= Activity =
Restate the records word for word. Include no pictures.

*** Supplied data ***

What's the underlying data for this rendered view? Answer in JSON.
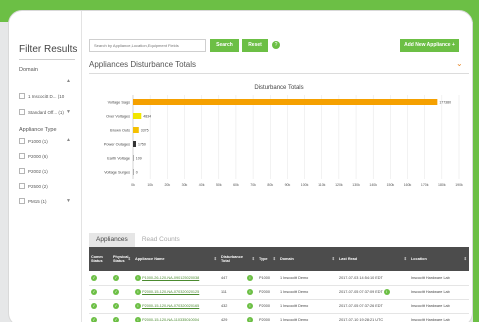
{
  "filters": {
    "title": "Filter Results",
    "domain_label": "Domain",
    "domain_items": [
      {
        "label": "1 Inscocitt D... (10"
      },
      {
        "label": "Standard Off... (1)"
      }
    ],
    "appliance_label": "Appliance Type",
    "appliance_items": [
      {
        "label": "P1000 (1)"
      },
      {
        "label": "P2000 (6)"
      },
      {
        "label": "P2002 (1)"
      },
      {
        "label": "P2500 (2)"
      },
      {
        "label": "PM15 (1)"
      }
    ]
  },
  "toolbar": {
    "search_placeholder": "Search by Appliance,Location,Equipment Fields",
    "search_label": "Search",
    "reset_label": "Reset",
    "help": "?",
    "add_label": "Add New Appliance  +"
  },
  "section": {
    "title": "Appliances Disturbance Totals",
    "collapse": "⌄"
  },
  "chart_data": {
    "type": "bar",
    "orientation": "horizontal",
    "title": "Disturbance Totals",
    "categories": [
      "Voltage Sags",
      "Over Voltages",
      "Brown Outs",
      "Power Outages",
      "Earth Voltage",
      "Voltage Surges"
    ],
    "values": [
      177380,
      4834,
      3375,
      1750,
      109,
      0
    ],
    "value_labels": [
      "177380",
      "4834",
      "3375",
      "1750",
      "109",
      "0"
    ],
    "bar_colors": [
      "#f5a000",
      "#f2e600",
      "#f5c000",
      "#333333",
      "#999999",
      "#999999"
    ],
    "xlim": [
      0,
      190000
    ],
    "xticks": [
      "0k",
      "10k",
      "20k",
      "30k",
      "40k",
      "50k",
      "60k",
      "70k",
      "80k",
      "90k",
      "100k",
      "110k",
      "120k",
      "130k",
      "140k",
      "150k",
      "160k",
      "170k",
      "180k",
      "190k"
    ],
    "grid": true
  },
  "tabs": [
    {
      "label": "Appliances",
      "active": true
    },
    {
      "label": "Read Counts",
      "active": false
    }
  ],
  "table": {
    "headers": [
      "Comm Status",
      "Physical Status",
      "Appliance Name",
      "Disturbance Total",
      "",
      "Type",
      "Domain",
      "Last Read",
      "Location"
    ],
    "rows": [
      {
        "name": "P1000-26-120-NA-090125020038",
        "total": "447",
        "type": "P1000",
        "domain": "1 Inscocitt Demo",
        "last_read": "2017-07-03 14:54:10 EDT",
        "location": "Inscocitt Hardware Lab"
      },
      {
        "name": "P2000-15-120-NA-070320020125",
        "total": "111",
        "type": "P2000",
        "domain": "1 Inscocitt Demo",
        "last_read": "2017-07-05 07:37:09 EDT",
        "location": "Inscocitt Hardware Lab"
      },
      {
        "name": "P2000-15-120-NA-070320020165",
        "total": "432",
        "type": "P2000",
        "domain": "1 Inscocitt Demo",
        "last_read": "2017-07-05 07:37:26 EDT",
        "location": "Inscocitt Hardware Lab"
      },
      {
        "name": "P2000-15-120-NA-110335010004",
        "total": "429",
        "type": "P2000",
        "domain": "1 Inscocitt Demo",
        "last_read": "2017-07-10 19:28:21 UTC",
        "location": "Inscocitt Hardware Lab"
      }
    ]
  }
}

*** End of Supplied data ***

= Solved exercise =
What's the underlying data for this rendered view? Answer in JSON.
{
  "filters": {
    "title": "Filter Results",
    "domain_label": "Domain",
    "domain_items": [
      {
        "label": "1 Inscocitt D... (10"
      },
      {
        "label": "Standard Off... (1)"
      }
    ],
    "appliance_label": "Appliance Type",
    "appliance_items": [
      {
        "label": "P1000 (1)"
      },
      {
        "label": "P2000 (6)"
      },
      {
        "label": "P2002 (1)"
      },
      {
        "label": "P2500 (2)"
      },
      {
        "label": "PM15 (1)"
      }
    ]
  },
  "toolbar": {
    "search_placeholder": "Search by Appliance,Location,Equipment Fields",
    "search_label": "Search",
    "reset_label": "Reset",
    "help": "?",
    "add_label": "Add New Appliance  +"
  },
  "section": {
    "title": "Appliances Disturbance Totals",
    "collapse": "⌄"
  },
  "chart_data": {
    "type": "bar",
    "orientation": "horizontal",
    "title": "Disturbance Totals",
    "categories": [
      "Voltage Sags",
      "Over Voltages",
      "Brown Outs",
      "Power Outages",
      "Earth Voltage",
      "Voltage Surges"
    ],
    "values": [
      177380,
      4834,
      3375,
      1750,
      109,
      0
    ],
    "value_labels": [
      "177380",
      "4834",
      "3375",
      "1750",
      "109",
      "0"
    ],
    "bar_colors": [
      "#f5a000",
      "#f2e600",
      "#f5c000",
      "#333333",
      "#999999",
      "#999999"
    ],
    "xlim": [
      0,
      190000
    ],
    "xticks": [
      "0k",
      "10k",
      "20k",
      "30k",
      "40k",
      "50k",
      "60k",
      "70k",
      "80k",
      "90k",
      "100k",
      "110k",
      "120k",
      "130k",
      "140k",
      "150k",
      "160k",
      "170k",
      "180k",
      "190k"
    ],
    "grid": true
  },
  "tabs": [
    {
      "label": "Appliances",
      "active": true
    },
    {
      "label": "Read Counts",
      "active": false
    }
  ],
  "table": {
    "headers": [
      "Comm Status",
      "Physical Status",
      "Appliance Name",
      "Disturbance Total",
      "",
      "Type",
      "Domain",
      "Last Read",
      "Location"
    ],
    "rows": [
      {
        "name": "P1000-26-120-NA-090125020038",
        "total": "447",
        "type": "P1000",
        "domain": "1 Inscocitt Demo",
        "last_read": "2017-07-03 14:54:10 EDT",
        "location": "Inscocitt Hardware Lab"
      },
      {
        "name": "P2000-15-120-NA-070320020125",
        "total": "111",
        "type": "P2000",
        "domain": "1 Inscocitt Demo",
        "last_read": "2017-07-05 07:37:09 EDT",
        "location": "Inscocitt Hardware Lab"
      },
      {
        "name": "P2000-15-120-NA-070320020165",
        "total": "432",
        "type": "P2000",
        "domain": "1 Inscocitt Demo",
        "last_read": "2017-07-05 07:37:26 EDT",
        "location": "Inscocitt Hardware Lab"
      },
      {
        "name": "P2000-15-120-NA-110335010004",
        "total": "429",
        "type": "P2000",
        "domain": "1 Inscocitt Demo",
        "last_read": "2017-07-10 19:28:21 UTC",
        "location": "Inscocitt Hardware Lab"
      }
    ]
  }
}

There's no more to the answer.